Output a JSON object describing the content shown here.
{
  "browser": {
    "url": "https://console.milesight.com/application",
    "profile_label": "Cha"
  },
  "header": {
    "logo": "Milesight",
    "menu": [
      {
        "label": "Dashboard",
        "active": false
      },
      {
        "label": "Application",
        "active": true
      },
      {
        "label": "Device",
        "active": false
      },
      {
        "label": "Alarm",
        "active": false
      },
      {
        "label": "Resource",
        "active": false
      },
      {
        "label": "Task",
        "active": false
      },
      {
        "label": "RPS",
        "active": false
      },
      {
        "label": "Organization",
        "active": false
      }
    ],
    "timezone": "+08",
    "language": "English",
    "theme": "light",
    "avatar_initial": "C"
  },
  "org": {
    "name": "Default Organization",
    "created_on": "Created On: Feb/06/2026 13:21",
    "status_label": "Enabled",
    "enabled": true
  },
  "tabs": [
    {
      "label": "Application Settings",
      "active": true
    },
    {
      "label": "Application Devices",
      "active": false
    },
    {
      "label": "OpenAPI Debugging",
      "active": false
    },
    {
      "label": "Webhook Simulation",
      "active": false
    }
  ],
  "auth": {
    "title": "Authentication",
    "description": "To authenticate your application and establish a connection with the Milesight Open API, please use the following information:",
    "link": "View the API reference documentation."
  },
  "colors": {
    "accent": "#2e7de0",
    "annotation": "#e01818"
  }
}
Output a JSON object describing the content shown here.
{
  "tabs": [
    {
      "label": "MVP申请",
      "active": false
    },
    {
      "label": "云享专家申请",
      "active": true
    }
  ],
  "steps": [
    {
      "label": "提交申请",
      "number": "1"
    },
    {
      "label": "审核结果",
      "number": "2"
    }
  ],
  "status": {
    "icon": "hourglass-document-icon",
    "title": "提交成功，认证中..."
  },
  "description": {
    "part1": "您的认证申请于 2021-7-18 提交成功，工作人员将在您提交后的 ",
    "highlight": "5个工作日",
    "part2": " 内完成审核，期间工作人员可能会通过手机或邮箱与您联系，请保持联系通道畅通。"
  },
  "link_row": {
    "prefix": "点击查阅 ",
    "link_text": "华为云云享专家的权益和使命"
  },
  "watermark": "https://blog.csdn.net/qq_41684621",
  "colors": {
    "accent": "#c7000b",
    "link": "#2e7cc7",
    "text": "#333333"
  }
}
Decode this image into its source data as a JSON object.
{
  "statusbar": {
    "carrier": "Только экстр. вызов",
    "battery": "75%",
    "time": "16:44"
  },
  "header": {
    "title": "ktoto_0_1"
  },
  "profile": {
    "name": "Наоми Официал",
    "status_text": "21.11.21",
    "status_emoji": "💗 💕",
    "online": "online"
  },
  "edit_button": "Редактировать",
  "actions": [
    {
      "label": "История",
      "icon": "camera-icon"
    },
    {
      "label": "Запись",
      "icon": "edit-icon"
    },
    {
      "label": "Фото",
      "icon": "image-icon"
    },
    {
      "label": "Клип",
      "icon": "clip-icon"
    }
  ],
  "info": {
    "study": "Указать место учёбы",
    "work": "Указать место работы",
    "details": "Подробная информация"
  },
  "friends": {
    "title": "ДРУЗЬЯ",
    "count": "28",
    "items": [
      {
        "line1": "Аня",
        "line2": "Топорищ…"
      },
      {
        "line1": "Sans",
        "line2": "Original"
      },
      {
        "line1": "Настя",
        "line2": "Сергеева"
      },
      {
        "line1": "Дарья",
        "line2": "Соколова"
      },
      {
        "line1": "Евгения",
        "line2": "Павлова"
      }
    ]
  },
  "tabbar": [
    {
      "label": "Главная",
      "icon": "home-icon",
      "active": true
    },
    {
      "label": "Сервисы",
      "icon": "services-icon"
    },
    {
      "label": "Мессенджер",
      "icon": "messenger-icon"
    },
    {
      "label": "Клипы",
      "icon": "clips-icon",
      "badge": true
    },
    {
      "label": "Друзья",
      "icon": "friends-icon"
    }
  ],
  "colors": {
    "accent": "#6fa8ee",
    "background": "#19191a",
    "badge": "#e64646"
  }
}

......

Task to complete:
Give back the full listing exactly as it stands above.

Reply:
Output a JSON object describing the content shown here.
{
  "browser": {
    "url": "https://console.milesight.com/application",
    "profile_label": "Cha"
  },
  "header": {
    "logo": "Milesight",
    "menu": [
      {
        "label": "Dashboard",
        "active": false
      },
      {
        "label": "Application",
        "active": true
      },
      {
        "label": "Device",
        "active": false
      },
      {
        "label": "Alarm",
        "active": false
      },
      {
        "label": "Resource",
        "active": false
      },
      {
        "label": "Task",
        "active": false
      },
      {
        "label": "RPS",
        "active": false
      },
      {
        "label": "Organization",
        "active": false
      }
    ],
    "timezone": "+08",
    "language": "English",
    "theme": "light",
    "avatar_initial": "C"
  },
  "org": {
    "name": "Default Organization",
    "created_on": "Created On: Feb/06/2026 13:21",
    "status_label": "Enabled",
    "enabled": true
  },
  "tabs": [
    {
      "label": "Application Settings",
      "active": true
    },
    {
      "label": "Application Devices",
      "active": false
    },
    {
      "label": "OpenAPI Debugging",
      "active": false
    },
    {
      "label": "Webhook Simulation",
      "active": false
    }
  ],
  "auth": {
    "title": "Authentication",
    "description": "To authenticate your application and establish a connection with the Milesight Open API, please use the following information:",
    "link": "View the API reference documentation."
  },
  "colors": {
    "accent": "#2e7de0",
    "annotation": "#e01818"
  }
}
Output a JSON object describing the content shown here.
{
  "tabs": [
    {
      "label": "MVP申请",
      "active": false
    },
    {
      "label": "云享专家申请",
      "active": true
    }
  ],
  "steps": [
    {
      "label": "提交申请",
      "number": "1"
    },
    {
      "label": "审核结果",
      "number": "2"
    }
  ],
  "status": {
    "icon": "hourglass-document-icon",
    "title": "提交成功，认证中..."
  },
  "description": {
    "part1": "您的认证申请于 2021-7-18 提交成功，工作人员将在您提交后的 ",
    "highlight": "5个工作日",
    "part2": " 内完成审核，期间工作人员可能会通过手机或邮箱与您联系，请保持联系通道畅通。"
  },
  "link_row": {
    "prefix": "点击查阅 ",
    "link_text": "华为云云享专家的权益和使命"
  },
  "watermark": "https://blog.csdn.net/qq_41684621",
  "colors": {
    "accent": "#c7000b",
    "link": "#2e7cc7",
    "text": "#333333"
  }
}
Decode this image into its source data as a JSON object.
{
  "statusbar": {
    "carrier": "Только экстр. вызов",
    "battery": "75%",
    "time": "16:44"
  },
  "header": {
    "title": "ktoto_0_1"
  },
  "profile": {
    "name": "Наоми Официал",
    "status_text": "21.11.21",
    "status_emoji": "💗 💕",
    "online": "online"
  },
  "edit_button": "Редактировать",
  "actions": [
    {
      "label": "История",
      "icon": "camera-icon"
    },
    {
      "label": "Запись",
      "icon": "edit-icon"
    },
    {
      "label": "Фото",
      "icon": "image-icon"
    },
    {
      "label": "Клип",
      "icon": "clip-icon"
    }
  ],
  "info": {
    "study": "Указать место учёбы",
    "work": "Указать место работы",
    "details": "Подробная информация"
  },
  "friends": {
    "title": "ДРУЗЬЯ",
    "count": "28",
    "items": [
      {
        "line1": "Аня",
        "line2": "Топорищ…"
      },
      {
        "line1": "Sans",
        "line2": "Original"
      },
      {
        "line1": "Настя",
        "line2": "Сергеева"
      },
      {
        "line1": "Дарья",
        "line2": "Соколова"
      },
      {
        "line1": "Евгения",
        "line2": "Павлова"
      }
    ]
  },
  "tabbar": [
    {
      "label": "Главная",
      "icon": "home-icon",
      "active": true
    },
    {
      "label": "Сервисы",
      "icon": "services-icon"
    },
    {
      "label": "Мессенджер",
      "icon": "messenger-icon"
    },
    {
      "label": "Клипы",
      "icon": "clips-icon",
      "badge": true
    },
    {
      "label": "Друзья",
      "icon": "friends-icon"
    }
  ],
  "colors": {
    "accent": "#6fa8ee",
    "background": "#19191a",
    "badge": "#e64646"
  }
}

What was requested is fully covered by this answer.